After several days of on-again-off-again negotiations, Qwest Communications and its largest union have reached a tentative contract agreement.
The pact struck late Tuesday includes a 7.5 percent wage increase over three years — 3 percent the first year, 2.5 the second and 2 percent the third; changes to health care to reduce overall costs for many employees; and an eight-hour cap on mandatory overtime, said Candice Johnson, spokeswoman for the Communications Workers of America.
The 25,000 workers in 13 states covered by the contract have gone two years without a raise and were increasingly concerned about having to clock more overtime. They sill must ratify the agreement.
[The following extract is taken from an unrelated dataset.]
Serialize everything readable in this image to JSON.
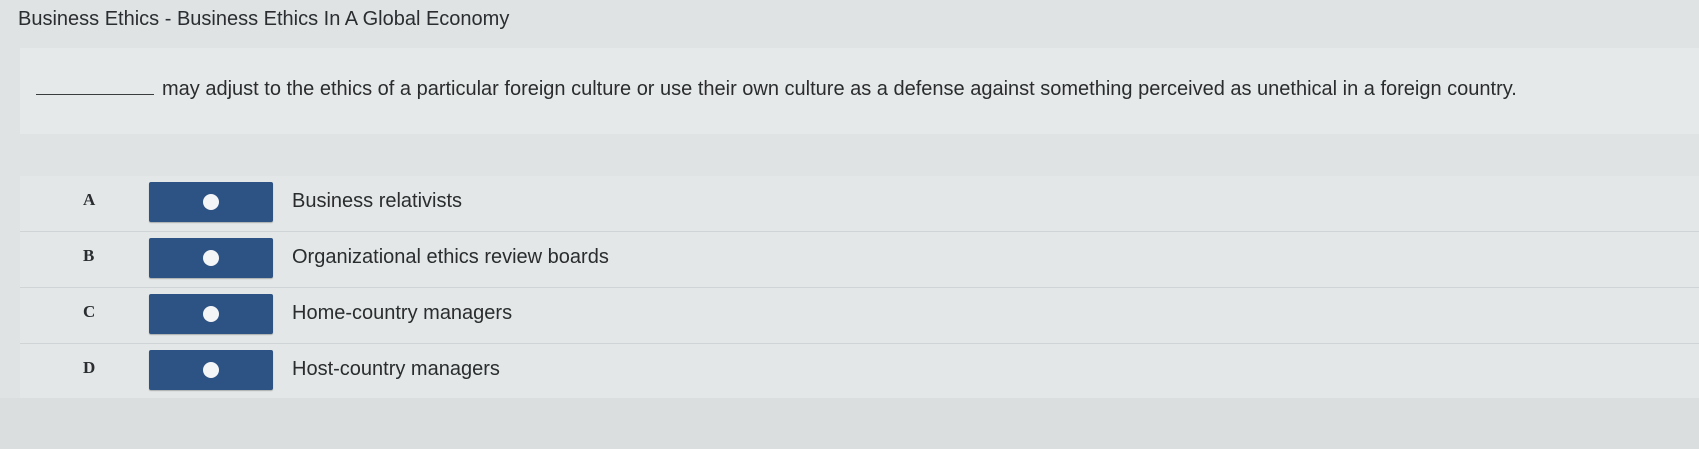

“I’m excited. I’m relieved,” said Lori White, a customer service representative in Denver who said she had worried about a strike.
In a statement, Denver-based Qwest said the agreement “meets the future needs of the company and the union.”
“I think it’s a good agreement for both sides,” Johnson said. “I think it reflects that Qwest recognized that the union work force is value-added and a critical party in helping the company.”
The bargaining teams put the final touches on the pact after several days of sporadic talks that intensified after the union’s previous contract expired at midnight Saturday.
The CWA agreed to keep negotiating without a contract in hopes of avoiding a strike.
The hike in basic wages is the first since 2003, although employees received some bonus payments.
Johnson said the health care package was restructured so that employees will not have to pay a monthly premium, but there were changes in some out-of-pocket costs and a new enrollment fee for spouse and family coverage.
Retirees who left the company after 1990 will maintain health care with some changes to life insurance coverage, the district’s e-mail said. The sides agreed to a $1,500 out-of-pocket maximum amount set per individual for prescription drugs.
Dale Feller of CWA Local 7777 in Denver said he and his colleagues were reviewing the terms of the pact.
“The early indications would be it looks like a contract that recognizes the hard work of the people,” he said.
The contract covers Colorado, Washington, Oregon, Idaho, South Dakota, North Dakota, New Mexico, Arizona, Wyoming, Nebraska, Minnesota, Iowa and Utah. Qwest is negotiating separately with the International Brotherhood of Electrical Workers, which represents about 300 workers in Montana.